As much as for a long list of accomplishments in his first term, state Attorney General Bob Ferguson deserves re-election based on his response to failures by attorneys in his office.
Ferguson, a Democrat, is challenged this year not by a Republican but by Libertarian candidate Joshua Trumbull, an Arlington lawyer and Lake Stevens resident who is making his first run for political office.
Trumbull, a Snohomish County native educated in-state at Everett Community College, the University of Washington, Seattle University and with law degree from Gonzaga, has spent much of his career in civil litigation, pursuing abuses in the real estate industry stemming from the recession. Trumbull said as attorney general he would beef up the office to investigate the predatory tactics that led to mortgage foreclosures and the loss of homes.
Trumbull has a potential foothold to point to problems in Ferguson’s office with the revelation that at least one of two state attorneys encouraged scientific and geological expert witnesses to trash emails that should have been turned over as evidence in a civil trial brought by families who lost loved ones in the 2014 Oso landslide.
A dollar amount is to be determined, but a judge this week ruled that the Attorney General’s Office will be required to pay a fine that covers additional costs borne by the plaintiff’s attorneys caused by the loss or delay in obtaining the evidence as well as a punitive fine. The judge characterized the failure as more than “an innocent, bumbling mistake,” but less than “a conspiratorial cabal.”
Trumbull told The Herald Editorial Board his office is located in a building where survivors of the Oso landslide came to provide depositions for the trial. The revelations, Trumbull said, have raised doubts in the state and its officials among the families involved. “They trusted that the rules would be followed,” he said.
But, as Ferguson has with a similar failure by another attorney that occurred before he took office, he has accepted responsibility and taken steps to address the errors. One of the attorney’s involved is no longer with the office; his contract expired at the end of September and was not renewed. Ferguson also said his office has already started work to develop new internal training programs.
The office made a similar effort when it was revealed that a deputy working with the Department of Corrections in late 2012, told the department that it wasnot necessary for staff to make “hand recalcuations” of sentences while a software problem was addressed that had allowed for the unintended early release of as many as 3,200 prisoners. That attorney later stepped down. And the matter was reviewed and expectations for communication up the chain of command were re-emphasized, Ferguson said.
Beyond fighting those spotfires, Ferguson has delivered on his first campaign’s promises to run an independent and nonpartisan office, keeping attorneys who worked under the previous AG; pursuing consumer protection lawsuits against companies such as Comcast and Johnson &Johnson; and pushing for legislation that expanded the penalties for violations of the state’s Open Public Meetings Act.
Ferguson also has taken action against the federal Department of Energy over worker safety at the Hanford Nuclear Reservation and pursued a campaign finance lawsuit against opponents of a 2013 initiative regarding labeling of genetically modified foods.
Consumer protection has been emphasized by Ferguson, who increased the number of attorneys working those cases to 20 from five.
He has a good success record in proposing legislation and working with lawmakers for passage.

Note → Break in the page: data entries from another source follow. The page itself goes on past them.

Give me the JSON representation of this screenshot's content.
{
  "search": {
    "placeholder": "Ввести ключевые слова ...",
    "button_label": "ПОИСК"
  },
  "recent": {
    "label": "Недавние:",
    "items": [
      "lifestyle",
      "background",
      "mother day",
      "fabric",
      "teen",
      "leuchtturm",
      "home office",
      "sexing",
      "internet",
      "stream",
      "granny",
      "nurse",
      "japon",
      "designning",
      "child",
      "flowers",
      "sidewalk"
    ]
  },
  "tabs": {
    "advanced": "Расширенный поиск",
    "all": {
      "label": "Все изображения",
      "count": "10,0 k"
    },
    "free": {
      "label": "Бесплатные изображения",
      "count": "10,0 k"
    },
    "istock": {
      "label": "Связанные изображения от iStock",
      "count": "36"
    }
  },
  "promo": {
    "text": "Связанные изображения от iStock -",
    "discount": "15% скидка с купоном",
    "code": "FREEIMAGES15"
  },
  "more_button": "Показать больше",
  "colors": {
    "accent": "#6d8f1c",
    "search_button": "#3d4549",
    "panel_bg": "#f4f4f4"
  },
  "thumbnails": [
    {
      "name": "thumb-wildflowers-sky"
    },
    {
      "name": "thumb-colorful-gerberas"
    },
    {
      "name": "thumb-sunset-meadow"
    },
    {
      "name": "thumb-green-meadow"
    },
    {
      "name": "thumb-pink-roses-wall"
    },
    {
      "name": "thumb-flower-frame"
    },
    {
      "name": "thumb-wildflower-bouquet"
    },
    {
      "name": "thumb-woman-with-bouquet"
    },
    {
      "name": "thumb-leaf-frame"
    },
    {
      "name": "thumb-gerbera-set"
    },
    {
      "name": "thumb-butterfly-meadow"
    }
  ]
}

Notable examples include the renewal of the Medicaid Fraud False Claims Act and regulation and licensing of electronic cigarettes and vaping products.
Ferguson already has proposed for the coming legislative session a ban on military-style rifles and large-capacity ammunition magazines. Trumbull opposes such legislation as a violation of the U.S. and state constitutions. Ferguson admits passage will be an uphill climb, but says the legislation, still to be drafted, will protect the public’s safety while respecting the Second Amendment.
Ferguson, running an office of more than 500 attorneys and 600 other employees, has represented the interests of the state and its citizens and merits a second term.